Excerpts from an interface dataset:

Segment Open

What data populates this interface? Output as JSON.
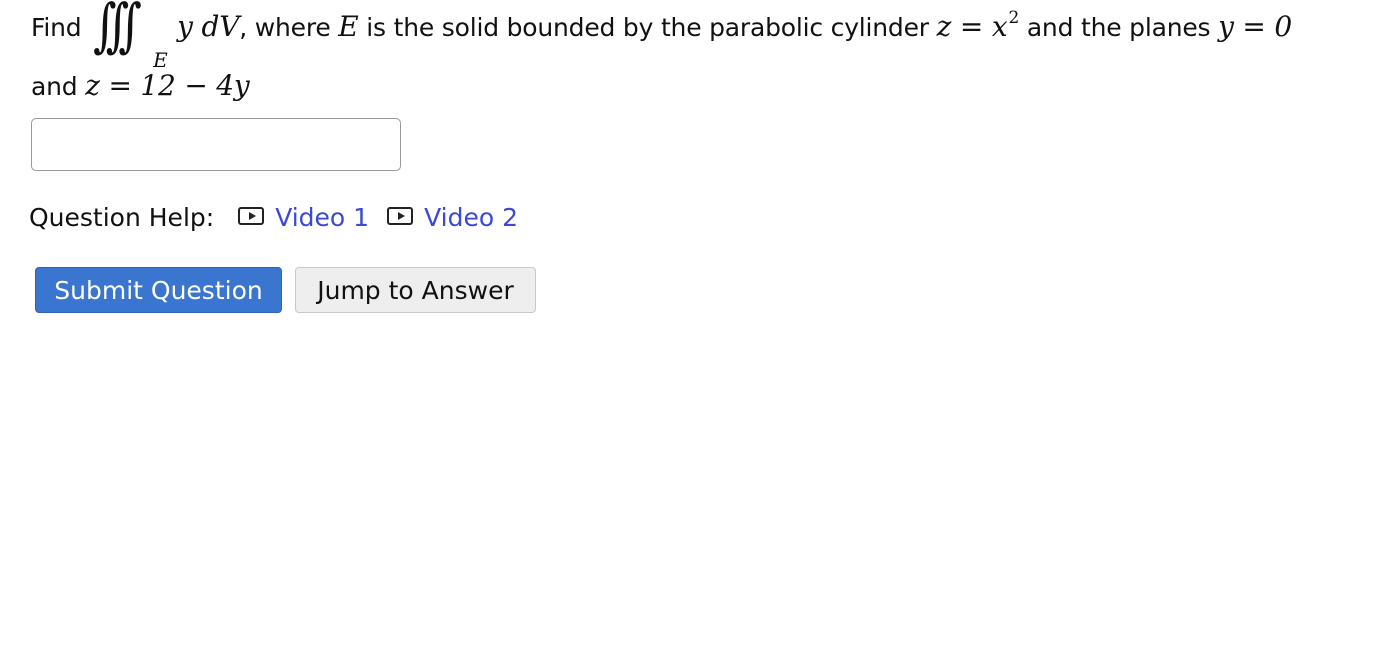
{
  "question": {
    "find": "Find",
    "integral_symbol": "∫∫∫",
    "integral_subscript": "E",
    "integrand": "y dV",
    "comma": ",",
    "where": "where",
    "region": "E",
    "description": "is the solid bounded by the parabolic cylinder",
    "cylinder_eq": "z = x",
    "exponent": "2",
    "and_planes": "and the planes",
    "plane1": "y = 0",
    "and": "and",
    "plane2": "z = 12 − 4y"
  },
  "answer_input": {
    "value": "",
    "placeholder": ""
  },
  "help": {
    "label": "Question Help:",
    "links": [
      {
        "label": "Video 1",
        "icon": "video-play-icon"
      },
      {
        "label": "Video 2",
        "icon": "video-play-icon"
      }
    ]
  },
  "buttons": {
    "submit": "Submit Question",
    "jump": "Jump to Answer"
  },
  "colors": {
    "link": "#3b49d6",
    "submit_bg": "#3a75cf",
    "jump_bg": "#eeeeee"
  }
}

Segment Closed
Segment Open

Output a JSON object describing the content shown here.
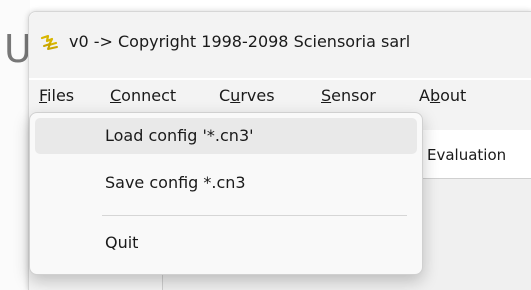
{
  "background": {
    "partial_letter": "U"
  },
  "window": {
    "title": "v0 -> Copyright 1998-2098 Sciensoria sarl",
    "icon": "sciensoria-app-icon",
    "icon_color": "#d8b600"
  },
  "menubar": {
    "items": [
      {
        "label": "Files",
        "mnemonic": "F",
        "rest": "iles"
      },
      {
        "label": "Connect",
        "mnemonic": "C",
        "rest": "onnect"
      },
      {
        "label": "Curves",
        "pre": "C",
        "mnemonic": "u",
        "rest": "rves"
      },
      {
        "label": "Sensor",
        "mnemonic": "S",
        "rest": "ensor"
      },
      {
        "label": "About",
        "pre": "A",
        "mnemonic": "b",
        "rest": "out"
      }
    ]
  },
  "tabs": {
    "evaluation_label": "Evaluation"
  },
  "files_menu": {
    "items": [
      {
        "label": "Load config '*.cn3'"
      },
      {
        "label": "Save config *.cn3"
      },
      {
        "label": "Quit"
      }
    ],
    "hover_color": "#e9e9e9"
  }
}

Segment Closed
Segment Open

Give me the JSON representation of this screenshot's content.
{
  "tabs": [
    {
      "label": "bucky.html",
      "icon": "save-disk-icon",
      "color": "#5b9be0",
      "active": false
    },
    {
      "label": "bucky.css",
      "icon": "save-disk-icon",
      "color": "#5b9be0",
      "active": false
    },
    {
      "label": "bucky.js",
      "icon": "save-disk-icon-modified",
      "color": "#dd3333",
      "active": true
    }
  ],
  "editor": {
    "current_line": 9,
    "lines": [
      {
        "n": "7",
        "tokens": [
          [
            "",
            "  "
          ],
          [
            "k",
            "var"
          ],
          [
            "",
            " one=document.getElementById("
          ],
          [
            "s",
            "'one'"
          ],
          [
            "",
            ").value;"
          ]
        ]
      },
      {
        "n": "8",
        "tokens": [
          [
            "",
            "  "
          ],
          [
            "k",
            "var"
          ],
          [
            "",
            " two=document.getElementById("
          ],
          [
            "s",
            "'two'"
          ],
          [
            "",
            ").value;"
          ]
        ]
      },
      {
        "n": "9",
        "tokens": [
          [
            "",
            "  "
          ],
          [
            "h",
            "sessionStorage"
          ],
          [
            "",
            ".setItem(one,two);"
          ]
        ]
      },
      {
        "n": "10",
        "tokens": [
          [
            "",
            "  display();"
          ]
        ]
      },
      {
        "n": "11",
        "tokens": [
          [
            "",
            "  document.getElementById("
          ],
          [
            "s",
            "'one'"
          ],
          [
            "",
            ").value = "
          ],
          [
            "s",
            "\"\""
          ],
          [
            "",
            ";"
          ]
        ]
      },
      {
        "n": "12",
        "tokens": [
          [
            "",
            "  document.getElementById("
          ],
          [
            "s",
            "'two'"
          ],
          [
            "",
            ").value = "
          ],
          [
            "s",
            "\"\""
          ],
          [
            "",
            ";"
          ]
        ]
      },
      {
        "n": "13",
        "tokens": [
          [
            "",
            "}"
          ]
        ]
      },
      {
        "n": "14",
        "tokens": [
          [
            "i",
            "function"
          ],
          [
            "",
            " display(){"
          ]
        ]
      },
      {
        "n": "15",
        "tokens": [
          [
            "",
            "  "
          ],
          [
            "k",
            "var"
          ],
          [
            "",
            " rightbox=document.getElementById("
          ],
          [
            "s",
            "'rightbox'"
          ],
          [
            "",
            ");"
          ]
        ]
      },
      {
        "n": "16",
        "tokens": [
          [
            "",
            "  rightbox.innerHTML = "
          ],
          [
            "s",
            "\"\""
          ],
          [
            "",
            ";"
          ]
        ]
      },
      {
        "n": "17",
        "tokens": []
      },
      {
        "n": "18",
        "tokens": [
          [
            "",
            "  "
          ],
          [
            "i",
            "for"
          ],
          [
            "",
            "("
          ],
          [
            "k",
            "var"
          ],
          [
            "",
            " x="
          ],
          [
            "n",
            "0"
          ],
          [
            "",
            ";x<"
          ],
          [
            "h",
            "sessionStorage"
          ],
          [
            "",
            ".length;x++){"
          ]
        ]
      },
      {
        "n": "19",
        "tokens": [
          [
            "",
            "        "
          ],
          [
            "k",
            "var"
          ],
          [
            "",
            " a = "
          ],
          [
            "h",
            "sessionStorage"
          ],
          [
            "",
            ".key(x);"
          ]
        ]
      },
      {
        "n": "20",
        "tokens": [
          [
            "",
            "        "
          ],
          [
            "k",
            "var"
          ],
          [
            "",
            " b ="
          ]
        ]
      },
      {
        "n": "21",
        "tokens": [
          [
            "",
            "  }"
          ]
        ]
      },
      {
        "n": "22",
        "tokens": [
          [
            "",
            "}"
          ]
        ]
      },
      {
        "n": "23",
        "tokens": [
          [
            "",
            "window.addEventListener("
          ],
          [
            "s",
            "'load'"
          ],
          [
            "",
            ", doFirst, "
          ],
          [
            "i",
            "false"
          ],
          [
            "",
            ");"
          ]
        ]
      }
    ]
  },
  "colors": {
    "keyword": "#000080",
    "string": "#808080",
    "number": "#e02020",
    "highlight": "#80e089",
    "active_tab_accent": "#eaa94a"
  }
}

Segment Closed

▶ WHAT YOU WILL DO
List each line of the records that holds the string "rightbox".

▶ RESULT OF THIS EXERCISE
            " rightbox=document.getElementById("
            "'rightbox'"
            "  rightbox.innerHTML = "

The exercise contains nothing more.